Audi’s relentless release of new models continues with the launch of its smallest SUV. The Q2 goes on sale in the UK next week with prices starting at £22,380. There’s an extensive selection of petrol and diesel power trains as well as the option of front or Quattro four-wheel drive. More models will be added to the range later on, including powerful SQ2 and RSQ2 versions. Aimed squarely at a younger audience, the Q2 has bolder, sharper lines and a different shape to Audi’s bigger SUVs, the Q3, Q5 and Q7. Although it’s clearly meant more for buzzing around cities than growling across farmland, cladding and skid plates lend it an aura of ruggedness. Audi is also offering a range of vibrant colours to deepen the Q2’s appeal to youthful buyers. The interior is as plush as you’d expect from Audi, justifying its price hike over similarly sized SUVs like the Nissan Juke and Honda HR-V. The materials are high quality – softtouch plastics, leather on higher spec cars and brushed aluminium trim elements all blended into a smart-looking package. As standard, drivers get a seven-inch infotainment screen on top of the dashboard. It’s operated through Audi’s rotary dial system that’s far more intuitive and easier to use when on the move than rivals’ touchscreen systems. Among the many options is Audi’s excellent Virtual Cockpit - a 12.3in screen that replaces the manual instruments behind the steering wheel. Overall, the Q2 is 4.7in shorter than the A3 hatchback, but Audi says there’s enough leg and headroom for two adult passengers in the back. Boot space comes in at 405 litres – 50 more than you’ll find in the A3 hatchback and rival Nissan Juke, although it trails the Mini Countryman by the same amount. To begin with, the only diesel option is a 1.6 litre with 114bhp, although a more powerful 184bhp 2.0 litre unit will be added to the range soon. Similarly, the petrol engine range is limited for now but will be expanded by the end of the year.
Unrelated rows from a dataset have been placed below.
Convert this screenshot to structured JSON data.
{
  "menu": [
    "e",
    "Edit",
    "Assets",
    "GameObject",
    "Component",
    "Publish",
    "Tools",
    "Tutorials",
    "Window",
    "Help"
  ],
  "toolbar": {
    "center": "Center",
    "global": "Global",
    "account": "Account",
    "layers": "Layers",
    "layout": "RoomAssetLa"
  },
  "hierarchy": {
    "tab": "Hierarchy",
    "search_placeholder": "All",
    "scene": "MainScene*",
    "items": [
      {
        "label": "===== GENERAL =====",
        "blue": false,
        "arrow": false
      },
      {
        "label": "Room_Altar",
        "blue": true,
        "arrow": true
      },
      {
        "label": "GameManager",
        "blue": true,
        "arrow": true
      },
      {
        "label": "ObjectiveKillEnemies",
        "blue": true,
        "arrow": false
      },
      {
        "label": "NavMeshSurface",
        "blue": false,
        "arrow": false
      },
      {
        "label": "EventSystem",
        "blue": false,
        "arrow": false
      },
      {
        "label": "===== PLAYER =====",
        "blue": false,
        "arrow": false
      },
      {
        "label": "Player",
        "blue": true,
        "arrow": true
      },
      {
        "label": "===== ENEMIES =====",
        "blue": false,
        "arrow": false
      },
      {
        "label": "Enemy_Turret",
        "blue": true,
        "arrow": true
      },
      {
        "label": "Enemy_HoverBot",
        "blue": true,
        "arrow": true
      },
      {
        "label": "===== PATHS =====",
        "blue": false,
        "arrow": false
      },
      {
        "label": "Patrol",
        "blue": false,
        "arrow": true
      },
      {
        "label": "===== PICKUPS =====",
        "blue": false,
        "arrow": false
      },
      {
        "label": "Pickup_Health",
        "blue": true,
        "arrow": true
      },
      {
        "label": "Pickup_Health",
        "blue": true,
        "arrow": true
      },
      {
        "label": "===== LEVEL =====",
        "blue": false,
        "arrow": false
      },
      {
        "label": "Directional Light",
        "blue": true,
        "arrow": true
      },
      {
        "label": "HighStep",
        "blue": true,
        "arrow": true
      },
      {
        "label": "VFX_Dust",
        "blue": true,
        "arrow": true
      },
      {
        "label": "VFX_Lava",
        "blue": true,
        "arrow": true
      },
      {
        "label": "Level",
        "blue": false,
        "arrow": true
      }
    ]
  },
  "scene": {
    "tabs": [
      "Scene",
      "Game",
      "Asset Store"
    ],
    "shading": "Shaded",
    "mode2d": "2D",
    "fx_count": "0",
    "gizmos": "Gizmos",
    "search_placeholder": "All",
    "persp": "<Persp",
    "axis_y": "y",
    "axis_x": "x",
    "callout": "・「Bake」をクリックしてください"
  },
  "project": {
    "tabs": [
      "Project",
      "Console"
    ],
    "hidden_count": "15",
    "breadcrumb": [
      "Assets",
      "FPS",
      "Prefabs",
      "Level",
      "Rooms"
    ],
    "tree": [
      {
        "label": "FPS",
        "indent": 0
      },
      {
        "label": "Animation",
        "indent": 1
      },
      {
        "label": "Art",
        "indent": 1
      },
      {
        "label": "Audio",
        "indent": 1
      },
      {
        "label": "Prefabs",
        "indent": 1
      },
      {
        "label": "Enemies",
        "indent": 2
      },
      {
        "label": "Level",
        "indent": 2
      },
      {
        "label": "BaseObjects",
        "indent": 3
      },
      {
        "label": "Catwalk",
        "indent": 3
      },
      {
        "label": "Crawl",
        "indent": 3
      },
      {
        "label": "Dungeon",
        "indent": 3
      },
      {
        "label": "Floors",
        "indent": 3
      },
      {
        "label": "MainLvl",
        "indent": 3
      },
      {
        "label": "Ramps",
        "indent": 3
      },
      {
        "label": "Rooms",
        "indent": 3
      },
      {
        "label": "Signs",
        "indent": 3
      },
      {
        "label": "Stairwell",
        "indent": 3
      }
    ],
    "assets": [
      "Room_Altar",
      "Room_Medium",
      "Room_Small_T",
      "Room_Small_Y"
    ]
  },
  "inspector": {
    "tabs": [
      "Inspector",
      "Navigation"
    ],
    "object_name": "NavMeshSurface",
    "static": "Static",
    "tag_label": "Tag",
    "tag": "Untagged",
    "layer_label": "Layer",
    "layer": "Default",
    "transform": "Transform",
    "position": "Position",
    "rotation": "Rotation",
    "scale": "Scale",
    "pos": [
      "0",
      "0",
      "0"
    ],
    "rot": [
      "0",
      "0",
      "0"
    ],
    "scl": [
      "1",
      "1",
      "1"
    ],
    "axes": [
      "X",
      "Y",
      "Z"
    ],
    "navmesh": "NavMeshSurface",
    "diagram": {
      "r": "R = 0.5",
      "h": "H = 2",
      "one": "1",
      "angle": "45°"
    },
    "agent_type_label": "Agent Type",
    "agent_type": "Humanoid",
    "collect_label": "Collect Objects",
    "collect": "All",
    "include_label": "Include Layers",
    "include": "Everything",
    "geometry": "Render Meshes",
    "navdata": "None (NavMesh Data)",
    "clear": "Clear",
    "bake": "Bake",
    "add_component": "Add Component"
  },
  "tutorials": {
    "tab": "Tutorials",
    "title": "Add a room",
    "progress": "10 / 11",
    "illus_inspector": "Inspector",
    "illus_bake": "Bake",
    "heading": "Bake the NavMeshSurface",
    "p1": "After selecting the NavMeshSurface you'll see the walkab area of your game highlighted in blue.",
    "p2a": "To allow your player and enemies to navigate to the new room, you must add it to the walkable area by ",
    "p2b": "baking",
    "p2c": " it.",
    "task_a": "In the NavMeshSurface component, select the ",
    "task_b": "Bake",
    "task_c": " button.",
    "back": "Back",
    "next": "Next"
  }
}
The 1.4 litre, 148bhp unit offered now will be joined by 1.0 litre, 114bhp three cylinder turbo and 2.0 litre, 187bhp options – the latter coming with an S-Tronic automatic gearbox. When it arrives the 1.0 litre petrol version will be the cheapest model in the range with a price tag of £20,230. Courier Motoring has yet to get its hands on the car but early reviews have been very positive and Audi looks to have yet another winner on its hands. firstname.lastname@example.org